“The use of canines, Canis lupus var. familiaris, in law enforcement is widely accepted; however, there are few peer-reviewed studies confirming their accuracy and reliability. The use of detector dogs for human-scent lineups has been used in Europe, including Belgium, Denmark, Germany, Hungary, the Netherlands, Poland, and Russia, but has not gained widespread acceptance in the United States, mainly due to the lack of definitive studies demonstrating the reliability of this approach. Published results pertaining to the accuracy of canines used in human-scent lineups will be discussed later in the text.”

Link to article in Forensic Science Communications April 2005 Volume 7 Number 2

K-9 scent discrimination

“This website is a work in progress and is subject to change, but my intention is to first outline the ways in which knowledge about the relations between events is gained. Then explain what discrimination training really involves, what animals are learning during the course of discrimination training, and offer a user friendly, applied science plan for scent discrimination training.” E. Hale

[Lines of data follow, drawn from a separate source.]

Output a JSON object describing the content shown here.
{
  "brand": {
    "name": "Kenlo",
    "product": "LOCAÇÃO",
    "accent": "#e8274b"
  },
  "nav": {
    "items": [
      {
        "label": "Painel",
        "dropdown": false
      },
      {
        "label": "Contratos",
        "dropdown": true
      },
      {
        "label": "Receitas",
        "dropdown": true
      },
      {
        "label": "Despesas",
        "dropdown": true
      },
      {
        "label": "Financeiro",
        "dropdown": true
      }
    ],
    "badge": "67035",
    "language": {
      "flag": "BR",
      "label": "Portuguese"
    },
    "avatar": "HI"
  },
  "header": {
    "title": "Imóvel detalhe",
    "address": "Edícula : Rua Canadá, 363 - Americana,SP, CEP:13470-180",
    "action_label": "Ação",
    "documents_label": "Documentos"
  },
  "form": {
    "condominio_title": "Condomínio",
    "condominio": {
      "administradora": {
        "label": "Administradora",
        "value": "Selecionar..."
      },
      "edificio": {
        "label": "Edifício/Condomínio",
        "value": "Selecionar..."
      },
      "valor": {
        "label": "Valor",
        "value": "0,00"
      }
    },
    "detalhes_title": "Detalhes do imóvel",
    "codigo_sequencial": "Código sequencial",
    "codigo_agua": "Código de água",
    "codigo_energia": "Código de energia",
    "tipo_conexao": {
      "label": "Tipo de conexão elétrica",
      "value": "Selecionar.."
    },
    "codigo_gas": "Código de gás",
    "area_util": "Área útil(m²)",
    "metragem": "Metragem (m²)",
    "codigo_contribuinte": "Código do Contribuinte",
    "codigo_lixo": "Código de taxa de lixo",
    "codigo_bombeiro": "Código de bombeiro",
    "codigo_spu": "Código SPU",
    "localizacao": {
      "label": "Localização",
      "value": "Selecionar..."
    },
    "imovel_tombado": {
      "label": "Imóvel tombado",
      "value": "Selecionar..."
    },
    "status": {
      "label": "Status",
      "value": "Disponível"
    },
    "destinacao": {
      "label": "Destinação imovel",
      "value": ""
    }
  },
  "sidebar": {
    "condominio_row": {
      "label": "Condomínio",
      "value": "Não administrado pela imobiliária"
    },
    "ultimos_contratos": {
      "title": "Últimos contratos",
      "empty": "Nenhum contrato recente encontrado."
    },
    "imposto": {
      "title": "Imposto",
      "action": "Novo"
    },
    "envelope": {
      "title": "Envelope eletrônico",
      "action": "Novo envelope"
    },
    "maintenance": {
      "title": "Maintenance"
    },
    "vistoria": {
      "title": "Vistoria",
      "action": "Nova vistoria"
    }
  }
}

This a a great website for scientific information relating to reinforcement, cause and effect relationships and scent discrimination.